Task to complete — Skip the images and repeat every entry word for word.

Data shown —
· · · · · · ·

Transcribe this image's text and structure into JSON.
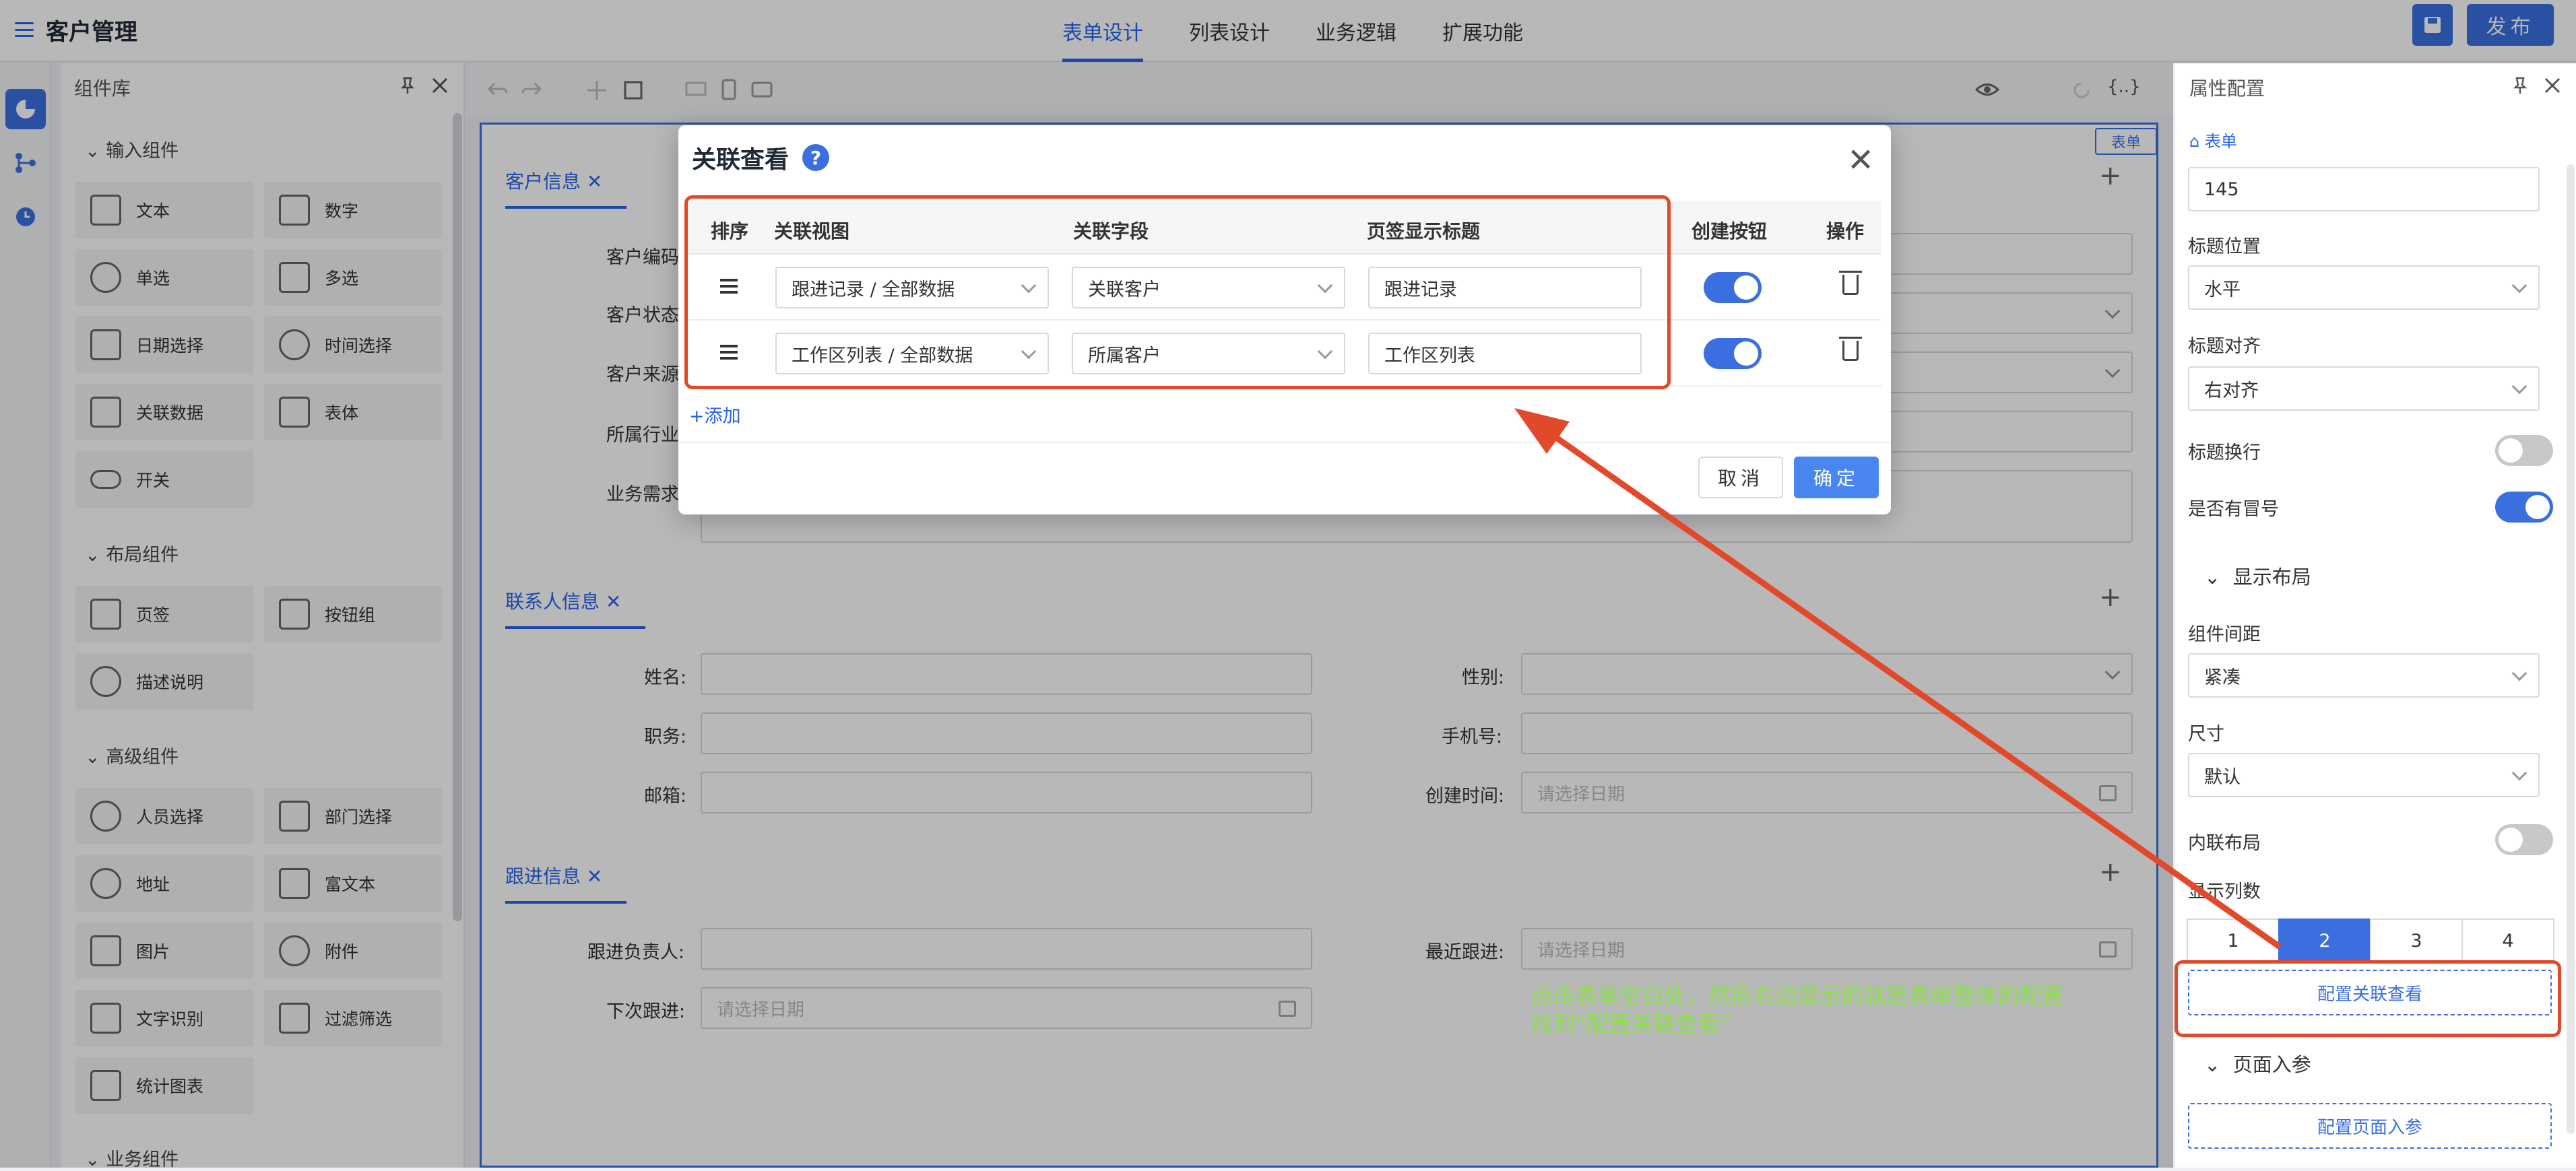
{
  "app": {
    "title": "客户管理",
    "publish_label": "发布"
  },
  "tabs": [
    {
      "label": "表单设计"
    },
    {
      "label": "列表设计"
    },
    {
      "label": "业务逻辑"
    },
    {
      "label": "扩展功能"
    }
  ],
  "library": {
    "title": "组件库",
    "groups": [
      {
        "title": "输入组件",
        "items": [
          {
            "label": "文本"
          },
          {
            "label": "数字"
          },
          {
            "label": "单选"
          },
          {
            "label": "多选"
          },
          {
            "label": "日期选择"
          },
          {
            "label": "时间选择"
          },
          {
            "label": "关联数据"
          },
          {
            "label": "表体"
          },
          {
            "label": "开关"
          }
        ]
      },
      {
        "title": "布局组件",
        "items": [
          {
            "label": "页签"
          },
          {
            "label": "按钮组"
          },
          {
            "label": "描述说明"
          }
        ]
      },
      {
        "title": "高级组件",
        "items": [
          {
            "label": "人员选择"
          },
          {
            "label": "部门选择"
          },
          {
            "label": "地址"
          },
          {
            "label": "富文本"
          },
          {
            "label": "图片"
          },
          {
            "label": "附件"
          },
          {
            "label": "文字识别"
          },
          {
            "label": "过滤筛选"
          },
          {
            "label": "统计图表"
          }
        ]
      },
      {
        "title": "业务组件",
        "items": []
      }
    ]
  },
  "canvas": {
    "form_tag": "表单",
    "sections": [
      {
        "title": "客户信息",
        "fields": [
          {
            "label": "客户编码"
          },
          {
            "label": "客户状态"
          },
          {
            "label": "客户来源"
          },
          {
            "label": "所属行业"
          },
          {
            "label": "业务需求"
          }
        ]
      },
      {
        "title": "联系人信息",
        "fields": [
          {
            "label": "姓名:"
          },
          {
            "label": "性别:"
          },
          {
            "label": "职务:"
          },
          {
            "label": "手机号:"
          },
          {
            "label": "邮箱:"
          },
          {
            "label": "创建时间:",
            "placeholder": "请选择日期"
          }
        ]
      },
      {
        "title": "跟进信息",
        "fields": [
          {
            "label": "跟进负责人:"
          },
          {
            "label": "最近跟进:",
            "placeholder": "请选择日期"
          },
          {
            "label": "下次跟进:",
            "placeholder": "请选择日期"
          }
        ]
      }
    ]
  },
  "props": {
    "title": "属性配置",
    "breadcrumb": "表单",
    "width_value": "145",
    "label_position": {
      "label": "标题位置",
      "value": "水平"
    },
    "label_align": {
      "label": "标题对齐",
      "value": "右对齐"
    },
    "label_wrap": {
      "label": "标题换行",
      "on": false
    },
    "has_colon": {
      "label": "是否有冒号",
      "on": true
    },
    "layout_section": "显示布局",
    "spacing": {
      "label": "组件间距",
      "value": "紧凑"
    },
    "size": {
      "label": "尺寸",
      "value": "默认"
    },
    "inline": {
      "label": "内联布局",
      "on": false
    },
    "columns": {
      "label": "显示列数",
      "options": [
        "1",
        "2",
        "3",
        "4"
      ],
      "selected": "2"
    },
    "config_related": "配置关联查看",
    "params_section": "页面入参",
    "config_params": "配置页面入参"
  },
  "modal": {
    "title": "关联查看",
    "headers": [
      "排序",
      "关联视图",
      "关联字段",
      "页签显示标题",
      "创建按钮",
      "操作"
    ],
    "rows": [
      {
        "view": "跟进记录 / 全部数据",
        "field": "关联客户",
        "tab_title": "跟进记录",
        "create_on": true
      },
      {
        "view": "工作区列表 / 全部数据",
        "field": "所属客户",
        "tab_title": "工作区列表",
        "create_on": true
      }
    ],
    "add_label": "+添加",
    "cancel_label": "取消",
    "confirm_label": "确定"
  },
  "annotation": {
    "line1": "点击表单空白处，然后右边显示的就是表单整体的配置",
    "line2": "找到“配置关联查看”",
    "color": "#8be04a"
  },
  "colors": {
    "accent": "#3b6fe0",
    "highlight": "#e2482a"
  }
}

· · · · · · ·

Answer to the exercise —
Transcribe this image's text and structure into JSON.
{
  "app": {
    "title": "客户管理",
    "publish_label": "发布"
  },
  "tabs": [
    {
      "label": "表单设计"
    },
    {
      "label": "列表设计"
    },
    {
      "label": "业务逻辑"
    },
    {
      "label": "扩展功能"
    }
  ],
  "library": {
    "title": "组件库",
    "groups": [
      {
        "title": "输入组件",
        "items": [
          {
            "label": "文本"
          },
          {
            "label": "数字"
          },
          {
            "label": "单选"
          },
          {
            "label": "多选"
          },
          {
            "label": "日期选择"
          },
          {
            "label": "时间选择"
          },
          {
            "label": "关联数据"
          },
          {
            "label": "表体"
          },
          {
            "label": "开关"
          }
        ]
      },
      {
        "title": "布局组件",
        "items": [
          {
            "label": "页签"
          },
          {
            "label": "按钮组"
          },
          {
            "label": "描述说明"
          }
        ]
      },
      {
        "title": "高级组件",
        "items": [
          {
            "label": "人员选择"
          },
          {
            "label": "部门选择"
          },
          {
            "label": "地址"
          },
          {
            "label": "富文本"
          },
          {
            "label": "图片"
          },
          {
            "label": "附件"
          },
          {
            "label": "文字识别"
          },
          {
            "label": "过滤筛选"
          },
          {
            "label": "统计图表"
          }
        ]
      },
      {
        "title": "业务组件",
        "items": []
      }
    ]
  },
  "canvas": {
    "form_tag": "表单",
    "sections": [
      {
        "title": "客户信息",
        "fields": [
          {
            "label": "客户编码"
          },
          {
            "label": "客户状态"
          },
          {
            "label": "客户来源"
          },
          {
            "label": "所属行业"
          },
          {
            "label": "业务需求"
          }
        ]
      },
      {
        "title": "联系人信息",
        "fields": [
          {
            "label": "姓名:"
          },
          {
            "label": "性别:"
          },
          {
            "label": "职务:"
          },
          {
            "label": "手机号:"
          },
          {
            "label": "邮箱:"
          },
          {
            "label": "创建时间:",
            "placeholder": "请选择日期"
          }
        ]
      },
      {
        "title": "跟进信息",
        "fields": [
          {
            "label": "跟进负责人:"
          },
          {
            "label": "最近跟进:",
            "placeholder": "请选择日期"
          },
          {
            "label": "下次跟进:",
            "placeholder": "请选择日期"
          }
        ]
      }
    ]
  },
  "props": {
    "title": "属性配置",
    "breadcrumb": "表单",
    "width_value": "145",
    "label_position": {
      "label": "标题位置",
      "value": "水平"
    },
    "label_align": {
      "label": "标题对齐",
      "value": "右对齐"
    },
    "label_wrap": {
      "label": "标题换行",
      "on": false
    },
    "has_colon": {
      "label": "是否有冒号",
      "on": true
    },
    "layout_section": "显示布局",
    "spacing": {
      "label": "组件间距",
      "value": "紧凑"
    },
    "size": {
      "label": "尺寸",
      "value": "默认"
    },
    "inline": {
      "label": "内联布局",
      "on": false
    },
    "columns": {
      "label": "显示列数",
      "options": [
        "1",
        "2",
        "3",
        "4"
      ],
      "selected": "2"
    },
    "config_related": "配置关联查看",
    "params_section": "页面入参",
    "config_params": "配置页面入参"
  },
  "modal": {
    "title": "关联查看",
    "headers": [
      "排序",
      "关联视图",
      "关联字段",
      "页签显示标题",
      "创建按钮",
      "操作"
    ],
    "rows": [
      {
        "view": "跟进记录 / 全部数据",
        "field": "关联客户",
        "tab_title": "跟进记录",
        "create_on": true
      },
      {
        "view": "工作区列表 / 全部数据",
        "field": "所属客户",
        "tab_title": "工作区列表",
        "create_on": true
      }
    ],
    "add_label": "+添加",
    "cancel_label": "取消",
    "confirm_label": "确定"
  },
  "annotation": {
    "line1": "点击表单空白处，然后右边显示的就是表单整体的配置",
    "line2": "找到“配置关联查看”",
    "color": "#8be04a"
  },
  "colors": {
    "accent": "#3b6fe0",
    "highlight": "#e2482a"
  }
}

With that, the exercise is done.